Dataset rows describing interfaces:
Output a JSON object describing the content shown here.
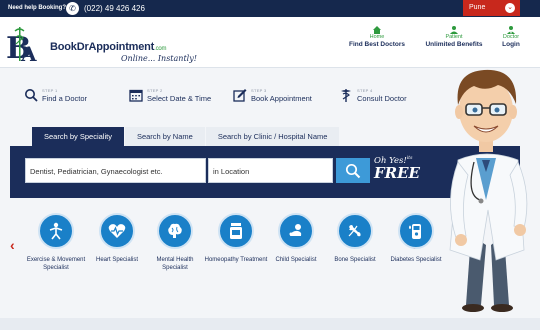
{
  "topbar": {
    "help_text": "Need help Booking?",
    "phone": "(022) 49 426 426",
    "city": "Pune"
  },
  "header": {
    "logo_text": "BookDrAppointment",
    "logo_suffix": ".com",
    "tagline": "Online... Instantly!",
    "nav": [
      {
        "small": "Home",
        "big": "Find Best Doctors",
        "icon": "home-icon"
      },
      {
        "small": "Patient",
        "big": "Unlimited Benefits",
        "icon": "patient-icon"
      },
      {
        "small": "Doctor",
        "big": "Login",
        "icon": "doctor-icon"
      }
    ]
  },
  "steps": [
    {
      "label": "STEP 1",
      "title": "Find a Doctor",
      "icon": "search-icon"
    },
    {
      "label": "STEP 2",
      "title": "Select Date & Time",
      "icon": "calendar-icon"
    },
    {
      "label": "STEP 3",
      "title": "Book Appointment",
      "icon": "book-icon"
    },
    {
      "label": "STEP 4",
      "title": "Consult Doctor",
      "icon": "caduceus-icon"
    }
  ],
  "tabs": [
    "Search by Speciality",
    "Search by Name",
    "Search by Clinic / Hospital Name"
  ],
  "search": {
    "speciality_placeholder": "Dentist, Pediatrician, Gynaecologist etc.",
    "location_placeholder": "in Location",
    "promo_line1": "Oh Yes!",
    "promo_its": "its",
    "promo_line2": "FREE"
  },
  "specialities": [
    {
      "name": "Exercise & Movement Specialist",
      "icon": "exercise-icon"
    },
    {
      "name": "Heart Specialist",
      "icon": "heart-icon"
    },
    {
      "name": "Mental Health Specialist",
      "icon": "brain-icon"
    },
    {
      "name": "Homeopathy Treatment",
      "icon": "medicine-jar-icon"
    },
    {
      "name": "Child Specialist",
      "icon": "baby-icon"
    },
    {
      "name": "Bone Specialist",
      "icon": "bone-icon"
    },
    {
      "name": "Diabetes Specialist",
      "icon": "glucose-meter-icon"
    }
  ],
  "colors": {
    "navy": "#1b2d5a",
    "red": "#c8281c",
    "blue": "#1a80c8",
    "green": "#2e9a3e"
  }
}
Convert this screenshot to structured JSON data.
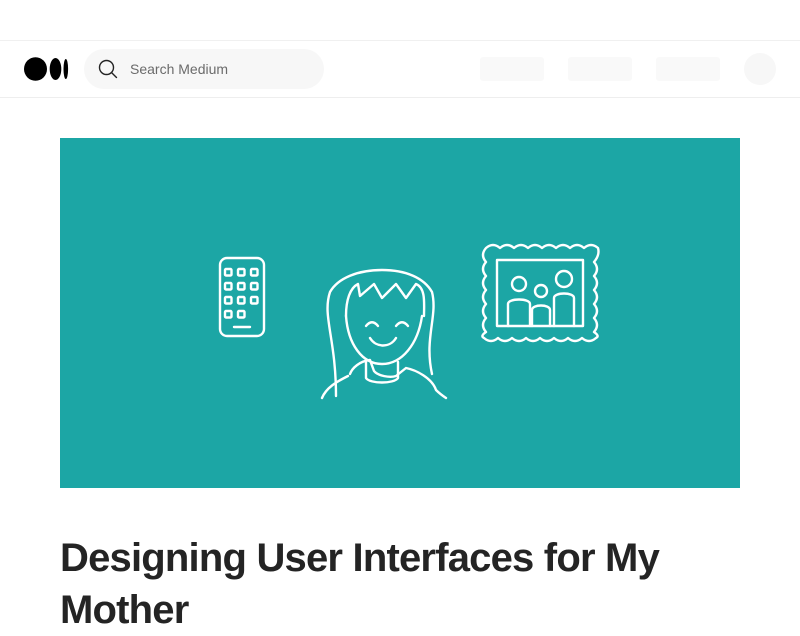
{
  "search": {
    "placeholder": "Search Medium"
  },
  "article": {
    "title": "Designing User Interfaces for My Mother"
  },
  "colors": {
    "hero_background": "#1ca6a5",
    "text_primary": "#242424"
  },
  "icons": [
    "medium-logo",
    "search-icon",
    "phone-icon",
    "girl-icon",
    "family-picture-icon"
  ]
}
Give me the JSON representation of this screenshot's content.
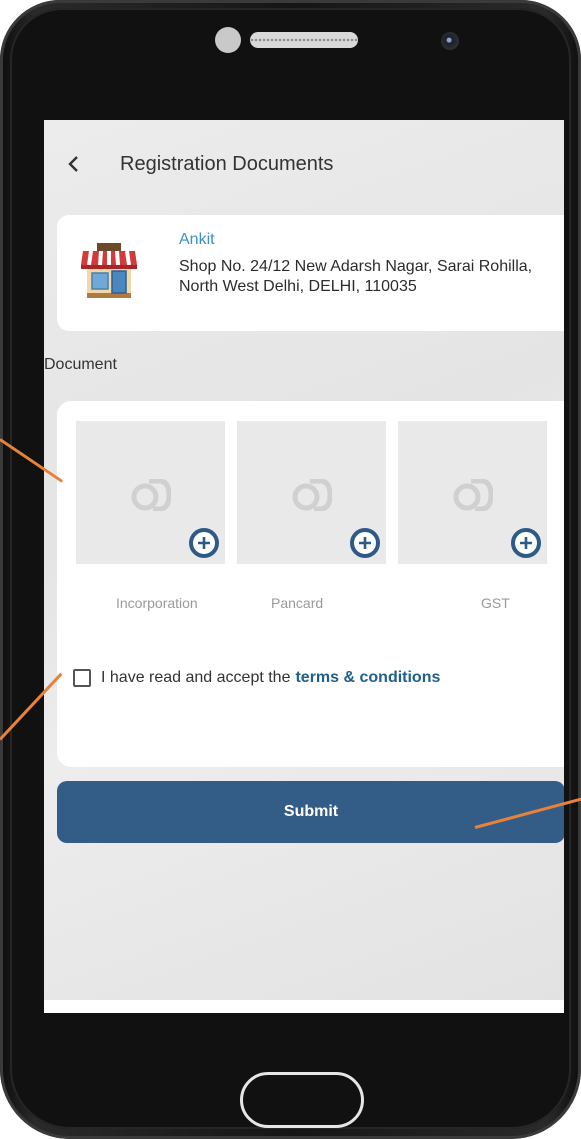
{
  "header": {
    "back_icon": "chevron-left-icon",
    "title": "Registration Documents"
  },
  "shop": {
    "icon": "storefront-icon",
    "name": "Ankit",
    "address": "Shop No. 24/12 New Adarsh Nagar, Sarai Rohilla, North West Delhi, DELHI, 110035"
  },
  "documents": {
    "section_label": "Document",
    "items": [
      {
        "label": "Incorporation",
        "add_icon": "plus-circle-icon"
      },
      {
        "label": "Pancard",
        "add_icon": "plus-circle-icon"
      },
      {
        "label": "GST",
        "add_icon": "plus-circle-icon"
      }
    ]
  },
  "terms": {
    "checked": false,
    "text": "I have read and accept the",
    "link": "terms & conditions"
  },
  "submit_label": "Submit",
  "colors": {
    "accent": "#335d86",
    "link": "#1f5f8b",
    "shop_name": "#3d8fc7",
    "callout": "#e8823a"
  }
}
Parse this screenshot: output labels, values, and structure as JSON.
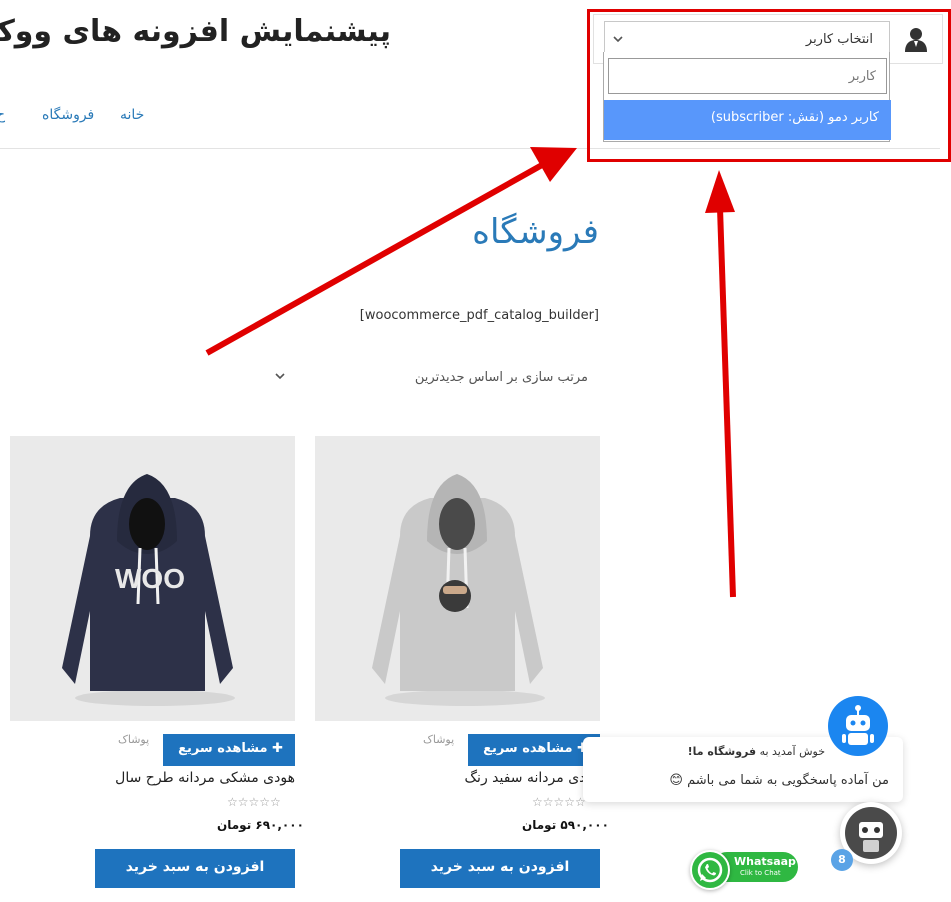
{
  "colors": {
    "accent": "#1e73be",
    "link": "#2a7ab8",
    "highlight": "#5897fb",
    "annotation": "#e00000",
    "whatsapp": "#2fb842",
    "bot": "#1b86f0"
  },
  "header": {
    "site_title": "پیشنمایش افزونه های ووکام",
    "nav": [
      {
        "label": "خانه"
      },
      {
        "label": "فروشگاه"
      },
      {
        "label": "ح"
      }
    ]
  },
  "user_switcher": {
    "icon": "user-icon",
    "select_label": "انتخاب کاربر",
    "search_placeholder": "کاربر",
    "search_value": "",
    "option": "کاربر دمو (نقش: subscriber)"
  },
  "main": {
    "page_title": "فروشگاه",
    "shortcode": "[woocommerce_pdf_catalog_builder]",
    "orderby": "مرتب سازی بر اساس جدیدترین"
  },
  "products": [
    {
      "category": "پوشاک",
      "quick_view": "مشاهده سریع",
      "title": "هودی مردانه سفید رنگ",
      "rating": "☆☆☆☆☆",
      "price": "۵۹۰,۰۰۰ تومان",
      "add_to_cart": "افزودن به سبد خرید",
      "logo": ""
    },
    {
      "category": "پوشاک",
      "quick_view": "مشاهده سریع",
      "title": "هودی مشکی مردانه طرح سال",
      "rating": "☆☆☆☆☆",
      "price": "۶۹۰,۰۰۰ تومان",
      "add_to_cart": "افزودن به سبد خرید",
      "logo": "WOO"
    }
  ],
  "chat": {
    "welcome_prefix": "خوش آمدید به ",
    "welcome_store": "فروشگاه ما!",
    "message": "من آماده پاسخگویی به شما می باشم 😊",
    "badge_count": "8",
    "whatsapp_title": "Whatsaap",
    "whatsapp_sub": "Clik to Chat"
  }
}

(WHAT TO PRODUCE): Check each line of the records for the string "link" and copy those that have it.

(EXPECTED ANSWER):
    "link": "terms & conditions"
    "link": "#1f5f8b",
    "link": "#2a7ab8",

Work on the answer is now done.